GANESH Singh is one of many fisherman in Hague Village, West Coast Demerara and he depends on fishing as his sole source of income for the home. Like many others in the community, the father of three told the Pepperpot Magazine that he comes from a long line of fishermen- his grandfather was a fisherman, his father, his brothers and many other men in his family tree all practised the trade.
He has been residing in Hague for the past 20 years but is originally from Windsor Forest, and would make a three-week fishing expedition with a captain and crew from the village, twice a month. Singh explained that the fishing boat he works on is not a seine boat and they do their fishing with line hook, which has to be hauled in manually, by hand.
He is a sailor along with four others and the captain and they would go as far as 100 miles into the Atlantic Ocean, in our Exclusive Economic Zone (EEZ), our waters, to make a good catch. Sometimes, they explained that they have to go to Waini Point, Region One (Barima-Waini) or way up Corentyne River, because they have to go farther to fish, since oil-drilling activities have disturbed the natural habitat of the fishes.
Singh reported that presently it is not fishing season, due to the windy weather conditions and for a good fishing trip they have to take into consideration the weather, tide and other things. “Being a fisherman is no easy task, because when the tide is rough it is hard to stay still or walk in the fishing boat, and we have to cope with so many challenges, but overall, fishermen are very strong people; we weather the storm and bring the catch home,” he said.
He described fishing as a very dangerous job because being at sea you never know what can happen and they are risking their lives to earn. Singh added that there is always the possibility of a piracy attack or a fishing accident and there is no one around to help, but with these things considered, they still have a job to do, and that they must.
“Fishing is like a gamble because you don’t know if you will have expenses, much less make a good catch,” he said.

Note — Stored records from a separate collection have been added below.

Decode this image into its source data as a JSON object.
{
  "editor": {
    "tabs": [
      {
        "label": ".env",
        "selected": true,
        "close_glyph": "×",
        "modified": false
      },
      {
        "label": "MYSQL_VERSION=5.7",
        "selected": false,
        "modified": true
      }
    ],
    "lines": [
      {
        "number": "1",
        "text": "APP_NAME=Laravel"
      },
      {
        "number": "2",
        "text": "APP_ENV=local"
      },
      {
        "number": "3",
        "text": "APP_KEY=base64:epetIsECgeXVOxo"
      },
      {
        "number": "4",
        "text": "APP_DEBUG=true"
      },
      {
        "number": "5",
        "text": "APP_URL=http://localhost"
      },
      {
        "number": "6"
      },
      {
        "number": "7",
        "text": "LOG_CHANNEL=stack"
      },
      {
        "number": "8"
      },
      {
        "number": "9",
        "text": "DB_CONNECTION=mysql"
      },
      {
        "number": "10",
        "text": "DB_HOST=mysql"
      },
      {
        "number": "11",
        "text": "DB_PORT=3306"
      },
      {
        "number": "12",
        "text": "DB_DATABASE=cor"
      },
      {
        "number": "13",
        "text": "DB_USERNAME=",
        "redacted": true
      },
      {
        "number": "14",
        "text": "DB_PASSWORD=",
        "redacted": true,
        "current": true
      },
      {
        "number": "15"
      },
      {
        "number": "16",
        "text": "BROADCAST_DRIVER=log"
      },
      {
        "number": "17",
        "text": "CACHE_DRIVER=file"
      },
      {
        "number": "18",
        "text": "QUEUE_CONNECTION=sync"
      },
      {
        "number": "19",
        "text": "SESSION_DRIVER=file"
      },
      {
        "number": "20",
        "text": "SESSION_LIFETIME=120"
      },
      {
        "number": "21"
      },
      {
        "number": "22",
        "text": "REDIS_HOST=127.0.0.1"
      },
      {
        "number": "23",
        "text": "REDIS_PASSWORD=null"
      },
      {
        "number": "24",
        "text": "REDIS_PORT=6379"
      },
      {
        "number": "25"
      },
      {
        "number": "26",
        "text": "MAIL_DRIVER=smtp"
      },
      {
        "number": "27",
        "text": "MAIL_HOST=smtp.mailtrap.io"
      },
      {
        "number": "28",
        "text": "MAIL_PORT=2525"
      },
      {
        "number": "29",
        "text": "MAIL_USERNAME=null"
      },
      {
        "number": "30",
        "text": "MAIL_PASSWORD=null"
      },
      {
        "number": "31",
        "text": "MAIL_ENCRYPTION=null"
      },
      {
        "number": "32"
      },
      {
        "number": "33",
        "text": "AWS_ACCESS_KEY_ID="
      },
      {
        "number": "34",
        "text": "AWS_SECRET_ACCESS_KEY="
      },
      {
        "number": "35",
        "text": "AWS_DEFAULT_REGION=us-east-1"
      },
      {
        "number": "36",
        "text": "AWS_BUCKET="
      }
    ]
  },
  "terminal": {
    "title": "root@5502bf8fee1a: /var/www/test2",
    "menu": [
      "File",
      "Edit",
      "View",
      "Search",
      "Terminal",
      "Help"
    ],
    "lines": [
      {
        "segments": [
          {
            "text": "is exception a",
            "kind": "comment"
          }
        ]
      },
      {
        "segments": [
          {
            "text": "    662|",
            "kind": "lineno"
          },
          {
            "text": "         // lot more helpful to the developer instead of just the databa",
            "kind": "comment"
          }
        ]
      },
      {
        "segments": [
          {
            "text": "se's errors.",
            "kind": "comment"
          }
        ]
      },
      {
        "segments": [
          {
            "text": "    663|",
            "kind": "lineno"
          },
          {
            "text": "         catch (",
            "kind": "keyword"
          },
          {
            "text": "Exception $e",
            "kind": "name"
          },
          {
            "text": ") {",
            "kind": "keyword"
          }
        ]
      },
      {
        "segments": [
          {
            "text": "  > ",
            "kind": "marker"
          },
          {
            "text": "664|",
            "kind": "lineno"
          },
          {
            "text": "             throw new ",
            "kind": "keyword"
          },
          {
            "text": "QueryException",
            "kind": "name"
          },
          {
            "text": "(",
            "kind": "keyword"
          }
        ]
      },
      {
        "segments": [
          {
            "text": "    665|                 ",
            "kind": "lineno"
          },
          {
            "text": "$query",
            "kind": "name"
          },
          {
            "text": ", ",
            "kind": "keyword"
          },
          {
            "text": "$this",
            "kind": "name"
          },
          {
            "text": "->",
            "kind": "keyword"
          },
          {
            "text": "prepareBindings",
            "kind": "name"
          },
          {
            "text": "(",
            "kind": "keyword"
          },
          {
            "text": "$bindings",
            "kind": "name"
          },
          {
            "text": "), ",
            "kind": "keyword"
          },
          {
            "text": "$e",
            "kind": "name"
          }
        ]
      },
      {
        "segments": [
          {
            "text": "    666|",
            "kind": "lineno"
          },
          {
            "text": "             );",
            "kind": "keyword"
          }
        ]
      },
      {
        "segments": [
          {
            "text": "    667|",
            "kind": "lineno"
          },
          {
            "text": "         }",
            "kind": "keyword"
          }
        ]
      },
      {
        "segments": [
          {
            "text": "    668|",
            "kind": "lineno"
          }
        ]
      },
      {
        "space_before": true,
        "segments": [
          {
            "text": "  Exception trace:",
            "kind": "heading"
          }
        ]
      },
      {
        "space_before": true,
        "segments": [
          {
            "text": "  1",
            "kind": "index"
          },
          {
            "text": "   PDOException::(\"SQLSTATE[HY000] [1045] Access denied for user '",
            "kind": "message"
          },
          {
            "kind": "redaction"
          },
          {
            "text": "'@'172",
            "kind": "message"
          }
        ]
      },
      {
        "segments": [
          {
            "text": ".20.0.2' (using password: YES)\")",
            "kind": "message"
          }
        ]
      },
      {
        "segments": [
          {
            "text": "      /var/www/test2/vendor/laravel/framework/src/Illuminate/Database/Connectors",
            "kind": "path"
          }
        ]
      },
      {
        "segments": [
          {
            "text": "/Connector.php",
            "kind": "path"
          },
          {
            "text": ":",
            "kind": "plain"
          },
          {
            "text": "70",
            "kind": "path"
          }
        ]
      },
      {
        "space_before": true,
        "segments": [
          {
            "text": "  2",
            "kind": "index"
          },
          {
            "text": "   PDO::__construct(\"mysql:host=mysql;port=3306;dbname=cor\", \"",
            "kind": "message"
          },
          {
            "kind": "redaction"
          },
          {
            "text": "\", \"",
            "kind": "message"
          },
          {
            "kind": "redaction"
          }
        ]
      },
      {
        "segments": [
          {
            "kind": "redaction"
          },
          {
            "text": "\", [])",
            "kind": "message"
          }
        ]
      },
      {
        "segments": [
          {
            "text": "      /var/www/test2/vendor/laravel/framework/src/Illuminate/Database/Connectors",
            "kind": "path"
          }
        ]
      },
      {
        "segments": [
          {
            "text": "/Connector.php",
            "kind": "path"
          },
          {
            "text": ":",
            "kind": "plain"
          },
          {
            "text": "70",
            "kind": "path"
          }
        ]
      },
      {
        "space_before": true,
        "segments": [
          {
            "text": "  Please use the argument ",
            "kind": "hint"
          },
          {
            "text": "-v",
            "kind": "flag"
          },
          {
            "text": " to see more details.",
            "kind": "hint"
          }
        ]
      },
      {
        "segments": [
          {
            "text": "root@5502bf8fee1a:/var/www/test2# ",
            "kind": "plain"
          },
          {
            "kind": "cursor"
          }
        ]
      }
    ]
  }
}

The fishermen practise saltwater fishing and would catch snapper, trout, kurass, gilbaka, banga, shark and catfish among other types of fishes.
The 33-year-old stated that he grew into fishing and that he fishes to make a living. Singh explained that depending on the catch they get paid and if there is a good catch, they receive fair salaries.
Another resident, Rajkumar Bissoon called “Rayo,” is well-known and he is the owner of several fishing boats. His son got married on Sunday and he was with his family at the seawall at Hague Village to do a religious ceremony.
He has lived in the village for more than 35 years, his parents are from Hague and grew up there as a fisherman and that his grandfather was a fisherman too. He reported that all the men in his family, including his sons, are all fishermen and the women are housewives.
Fishing is a family tradition for him and to equip a fishing boat with ration, fuel and ice takes half a million dollars for a trip, which is about two to three weeks with a crew of four and the captain. Bissoon explained that 9,000 pounds of ice lasts 17 days and before that starts to melt, the crew has to make it to shore.
“Fishing is an art, which requires skill like any other job; one must know what they are about and you have to know the weather, tide and know-how about fishing,” he said. The 48-year-old stated that loading the fishing boat alone is a task; at times they have to wait on the tide and getting nine drums of fuel, with 9,000 pounds of ice to store in freezers and packing the ration is not easy labour.
He, like most boat owners and fishermen, has to pay people to guard their boats and engine at nights. At that time, there were about 10 fishing boats moored, it was a low tide. Bissoon disclosed that his crew will make their next fishing trip in a few days and he is hoping that they will make a good catch, so they can all benefit.